== GOAL OF THE EXERCISE ==
Please copy the material under this line exactly, keeping every line.

== EXTRACTED MATERIAL ==
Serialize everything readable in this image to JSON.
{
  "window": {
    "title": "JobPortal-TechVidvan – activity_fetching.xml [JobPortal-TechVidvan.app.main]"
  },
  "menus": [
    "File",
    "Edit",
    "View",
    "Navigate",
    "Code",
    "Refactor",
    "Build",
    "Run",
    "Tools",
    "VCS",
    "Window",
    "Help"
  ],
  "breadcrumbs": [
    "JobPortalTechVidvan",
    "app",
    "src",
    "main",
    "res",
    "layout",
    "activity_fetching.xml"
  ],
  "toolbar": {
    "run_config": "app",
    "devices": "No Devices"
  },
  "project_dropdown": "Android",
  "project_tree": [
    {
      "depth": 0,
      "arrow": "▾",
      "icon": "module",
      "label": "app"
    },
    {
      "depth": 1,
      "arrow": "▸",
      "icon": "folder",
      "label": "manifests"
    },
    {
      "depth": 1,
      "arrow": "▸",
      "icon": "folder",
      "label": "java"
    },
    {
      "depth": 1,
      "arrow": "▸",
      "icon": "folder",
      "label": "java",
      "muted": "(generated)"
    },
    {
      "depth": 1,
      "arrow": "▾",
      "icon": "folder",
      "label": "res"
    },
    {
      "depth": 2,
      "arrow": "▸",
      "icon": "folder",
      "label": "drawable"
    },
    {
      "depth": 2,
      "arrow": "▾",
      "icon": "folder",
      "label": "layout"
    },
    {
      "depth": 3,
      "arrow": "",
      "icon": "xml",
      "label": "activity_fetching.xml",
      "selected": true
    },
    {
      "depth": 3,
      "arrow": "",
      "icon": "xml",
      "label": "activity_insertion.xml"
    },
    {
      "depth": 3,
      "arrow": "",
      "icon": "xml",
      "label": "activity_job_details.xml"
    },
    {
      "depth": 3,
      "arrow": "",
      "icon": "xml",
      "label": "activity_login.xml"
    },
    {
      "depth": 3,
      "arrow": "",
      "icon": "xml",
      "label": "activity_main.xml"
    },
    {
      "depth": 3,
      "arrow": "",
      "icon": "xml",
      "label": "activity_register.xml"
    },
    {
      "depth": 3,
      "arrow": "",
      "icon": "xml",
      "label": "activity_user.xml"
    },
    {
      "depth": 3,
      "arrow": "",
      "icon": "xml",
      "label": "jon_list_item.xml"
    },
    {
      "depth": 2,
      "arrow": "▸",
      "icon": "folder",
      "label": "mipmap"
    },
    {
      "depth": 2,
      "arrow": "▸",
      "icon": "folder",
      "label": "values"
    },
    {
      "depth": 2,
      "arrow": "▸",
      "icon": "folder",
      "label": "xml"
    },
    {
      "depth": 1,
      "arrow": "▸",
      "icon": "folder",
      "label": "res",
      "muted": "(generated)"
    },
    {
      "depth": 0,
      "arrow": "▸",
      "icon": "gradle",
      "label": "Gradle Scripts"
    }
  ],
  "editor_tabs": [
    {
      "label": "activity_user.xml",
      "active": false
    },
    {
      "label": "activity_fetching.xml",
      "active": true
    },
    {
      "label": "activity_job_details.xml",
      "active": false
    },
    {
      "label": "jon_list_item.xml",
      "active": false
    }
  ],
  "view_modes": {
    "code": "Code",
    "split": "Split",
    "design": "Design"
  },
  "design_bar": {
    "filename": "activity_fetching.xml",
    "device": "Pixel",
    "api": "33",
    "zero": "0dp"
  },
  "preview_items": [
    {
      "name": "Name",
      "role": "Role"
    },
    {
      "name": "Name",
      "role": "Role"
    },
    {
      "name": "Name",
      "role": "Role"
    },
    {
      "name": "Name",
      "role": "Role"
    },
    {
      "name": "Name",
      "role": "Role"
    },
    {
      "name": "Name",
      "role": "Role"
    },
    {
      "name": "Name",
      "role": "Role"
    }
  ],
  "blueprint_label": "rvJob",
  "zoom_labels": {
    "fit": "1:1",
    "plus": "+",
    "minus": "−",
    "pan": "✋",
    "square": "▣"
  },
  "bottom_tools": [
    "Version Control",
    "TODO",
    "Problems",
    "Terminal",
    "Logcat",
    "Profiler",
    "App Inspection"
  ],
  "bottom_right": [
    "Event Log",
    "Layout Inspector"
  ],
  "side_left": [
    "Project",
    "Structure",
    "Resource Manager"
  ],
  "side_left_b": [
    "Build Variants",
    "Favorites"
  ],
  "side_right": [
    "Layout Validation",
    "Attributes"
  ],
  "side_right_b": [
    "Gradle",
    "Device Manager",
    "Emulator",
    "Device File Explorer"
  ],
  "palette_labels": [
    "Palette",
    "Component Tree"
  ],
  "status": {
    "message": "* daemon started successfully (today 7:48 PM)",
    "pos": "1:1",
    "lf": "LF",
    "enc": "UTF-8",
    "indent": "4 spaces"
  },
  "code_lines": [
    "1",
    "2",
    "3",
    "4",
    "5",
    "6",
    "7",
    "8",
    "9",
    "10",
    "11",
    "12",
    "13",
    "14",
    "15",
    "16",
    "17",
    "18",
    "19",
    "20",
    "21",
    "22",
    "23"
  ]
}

== SOLUTION TO THIS TASK ==
Serialize everything readable in this image to JSON.
{
  "window": {
    "title": "JobPortal-TechVidvan – activity_fetching.xml [JobPortal-TechVidvan.app.main]"
  },
  "menus": [
    "File",
    "Edit",
    "View",
    "Navigate",
    "Code",
    "Refactor",
    "Build",
    "Run",
    "Tools",
    "VCS",
    "Window",
    "Help"
  ],
  "breadcrumbs": [
    "JobPortalTechVidvan",
    "app",
    "src",
    "main",
    "res",
    "layout",
    "activity_fetching.xml"
  ],
  "toolbar": {
    "run_config": "app",
    "devices": "No Devices"
  },
  "project_dropdown": "Android",
  "project_tree": [
    {
      "depth": 0,
      "arrow": "▾",
      "icon": "module",
      "label": "app"
    },
    {
      "depth": 1,
      "arrow": "▸",
      "icon": "folder",
      "label": "manifests"
    },
    {
      "depth": 1,
      "arrow": "▸",
      "icon": "folder",
      "label": "java"
    },
    {
      "depth": 1,
      "arrow": "▸",
      "icon": "folder",
      "label": "java",
      "muted": "(generated)"
    },
    {
      "depth": 1,
      "arrow": "▾",
      "icon": "folder",
      "label": "res"
    },
    {
      "depth": 2,
      "arrow": "▸",
      "icon": "folder",
      "label": "drawable"
    },
    {
      "depth": 2,
      "arrow": "▾",
      "icon": "folder",
      "label": "layout"
    },
    {
      "depth": 3,
      "arrow": "",
      "icon": "xml",
      "label": "activity_fetching.xml",
      "selected": true
    },
    {
      "depth": 3,
      "arrow": "",
      "icon": "xml",
      "label": "activity_insertion.xml"
    },
    {
      "depth": 3,
      "arrow": "",
      "icon": "xml",
      "label": "activity_job_details.xml"
    },
    {
      "depth": 3,
      "arrow": "",
      "icon": "xml",
      "label": "activity_login.xml"
    },
    {
      "depth": 3,
      "arrow": "",
      "icon": "xml",
      "label": "activity_main.xml"
    },
    {
      "depth": 3,
      "arrow": "",
      "icon": "xml",
      "label": "activity_register.xml"
    },
    {
      "depth": 3,
      "arrow": "",
      "icon": "xml",
      "label": "activity_user.xml"
    },
    {
      "depth": 3,
      "arrow": "",
      "icon": "xml",
      "label": "jon_list_item.xml"
    },
    {
      "depth": 2,
      "arrow": "▸",
      "icon": "folder",
      "label": "mipmap"
    },
    {
      "depth": 2,
      "arrow": "▸",
      "icon": "folder",
      "label": "values"
    },
    {
      "depth": 2,
      "arrow": "▸",
      "icon": "folder",
      "label": "xml"
    },
    {
      "depth": 1,
      "arrow": "▸",
      "icon": "folder",
      "label": "res",
      "muted": "(generated)"
    },
    {
      "depth": 0,
      "arrow": "▸",
      "icon": "gradle",
      "label": "Gradle Scripts"
    }
  ],
  "editor_tabs": [
    {
      "label": "activity_user.xml",
      "active": false
    },
    {
      "label": "activity_fetching.xml",
      "active": true
    },
    {
      "label": "activity_job_details.xml",
      "active": false
    },
    {
      "label": "jon_list_item.xml",
      "active": false
    }
  ],
  "view_modes": {
    "code": "Code",
    "split": "Split",
    "design": "Design"
  },
  "design_bar": {
    "filename": "activity_fetching.xml",
    "device": "Pixel",
    "api": "33",
    "zero": "0dp"
  },
  "preview_items": [
    {
      "name": "Name",
      "role": "Role"
    },
    {
      "name": "Name",
      "role": "Role"
    },
    {
      "name": "Name",
      "role": "Role"
    },
    {
      "name": "Name",
      "role": "Role"
    },
    {
      "name": "Name",
      "role": "Role"
    },
    {
      "name": "Name",
      "role": "Role"
    },
    {
      "name": "Name",
      "role": "Role"
    }
  ],
  "blueprint_label": "rvJob",
  "zoom_labels": {
    "fit": "1:1",
    "plus": "+",
    "minus": "−",
    "pan": "✋",
    "square": "▣"
  },
  "bottom_tools": [
    "Version Control",
    "TODO",
    "Problems",
    "Terminal",
    "Logcat",
    "Profiler",
    "App Inspection"
  ],
  "bottom_right": [
    "Event Log",
    "Layout Inspector"
  ],
  "side_left": [
    "Project",
    "Structure",
    "Resource Manager"
  ],
  "side_left_b": [
    "Build Variants",
    "Favorites"
  ],
  "side_right": [
    "Layout Validation",
    "Attributes"
  ],
  "side_right_b": [
    "Gradle",
    "Device Manager",
    "Emulator",
    "Device File Explorer"
  ],
  "palette_labels": [
    "Palette",
    "Component Tree"
  ],
  "status": {
    "message": "* daemon started successfully (today 7:48 PM)",
    "pos": "1:1",
    "lf": "LF",
    "enc": "UTF-8",
    "indent": "4 spaces"
  },
  "code_lines": [
    "1",
    "2",
    "3",
    "4",
    "5",
    "6",
    "7",
    "8",
    "9",
    "10",
    "11",
    "12",
    "13",
    "14",
    "15",
    "16",
    "17",
    "18",
    "19",
    "20",
    "21",
    "22",
    "23"
  ]
}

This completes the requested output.